Skiver

One use of the word I’ve come across dates from the American Revolution and seems to refer to bayoneting , so perhaps piercing.
"After three such volleys, the Americans retreated. Believing the militiamen to be fleeing, Tarleton’s men surged after them, only to run into a fourth deadly volley, laid down by Continentals posted in a second line behind the militiamen. Morgan then unleashed his cavalry, which materialized from behind a ridge; the horsemen, slashing with their sabers, bellowed "Tarleton’s quarter." The "shock was so sudden and violent," one rebel would recall, that the British quickly retreated. Many threw down their weapons and ran, said another, "as hard…as a drove of wild Choctaw steers." About 250 of the British, including Tarleton, escaped. Many of those who could not flee fell to their knees, pleading for their lives: "Dear, good Americans, have mercy on us! It has not been our fault, that we have SKIVERED so many." The cavalrymen showed little mercy, an American, James Collins, reported later in his memoirs, attacking both armed and unarmed men, sweeping the battlefield like a "whirlwind."

"One use of the word I’ve come across dates from the American Revolution and seems to refer to bayoneting , so perhaps piercing"

Well spotted! Having looked it up in the OED, it seems this is likely the original spelling of ‘skewer’, though with the same origin as the usage related to slicing leather (O.N. skifa - cut or slice). If you hear a Dane say ‘skive’, it is close to the way ‘skewer’ is pronounced in English.

Not quite sure why you’d skewer a quilt, however - could be bayonet practice!

“Fosgail An Dorus” ~ all in the family - early roots

Submitted on October 3rd 2008 by bogman.
https://thesession.org/tunes/8968

Through the process of association ~courtesy of FIDDLE4 / nicholas & Will Harmon
~ in discussion ;-)

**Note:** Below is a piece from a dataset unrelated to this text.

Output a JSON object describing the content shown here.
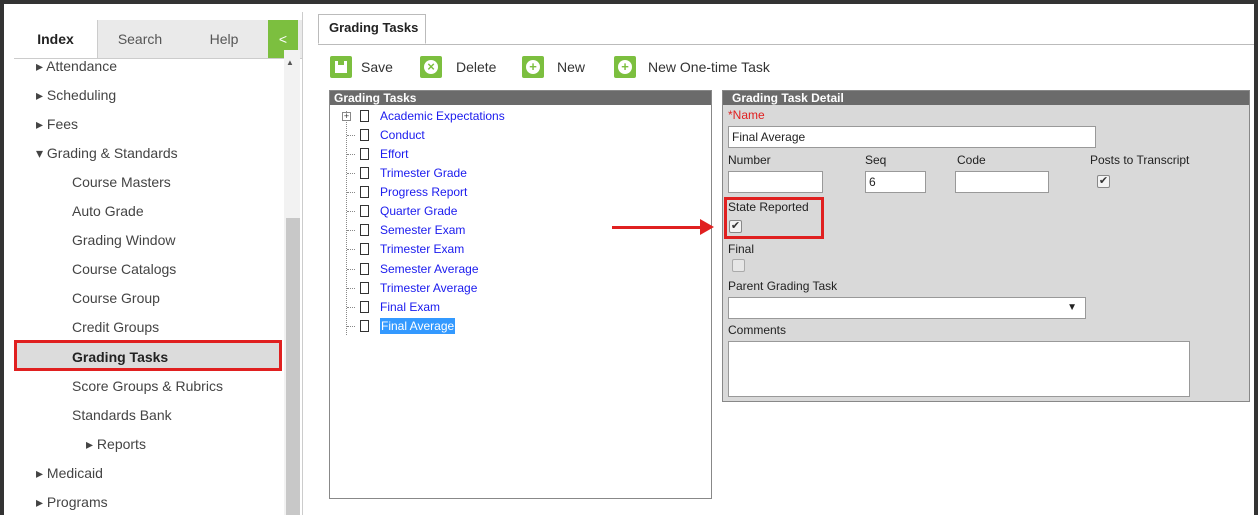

Discussion: old Irish jig Title ?
# Posted on February 24th 2012 by FIDDLE4
~ discussions/display/29403

The Legacy, X:4

I heard this recently in F at a session in East Clare.

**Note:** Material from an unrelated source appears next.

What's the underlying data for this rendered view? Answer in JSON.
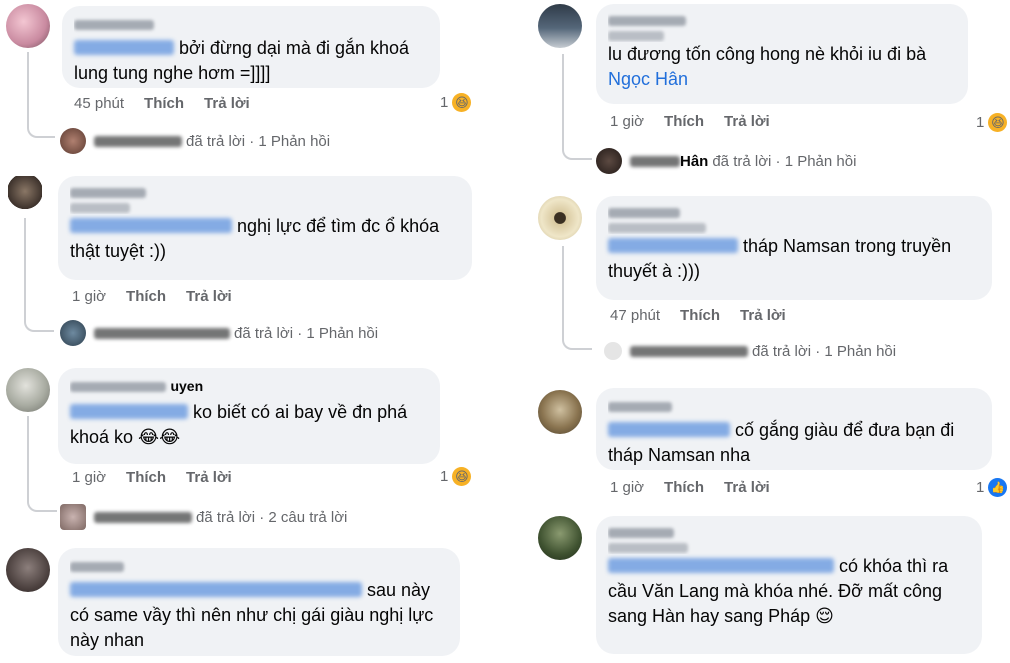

The Legacy

I learn this version from the playing of Dana Lyn and Kyle Sanna live version of a set from their inspiring album "The Great Arc".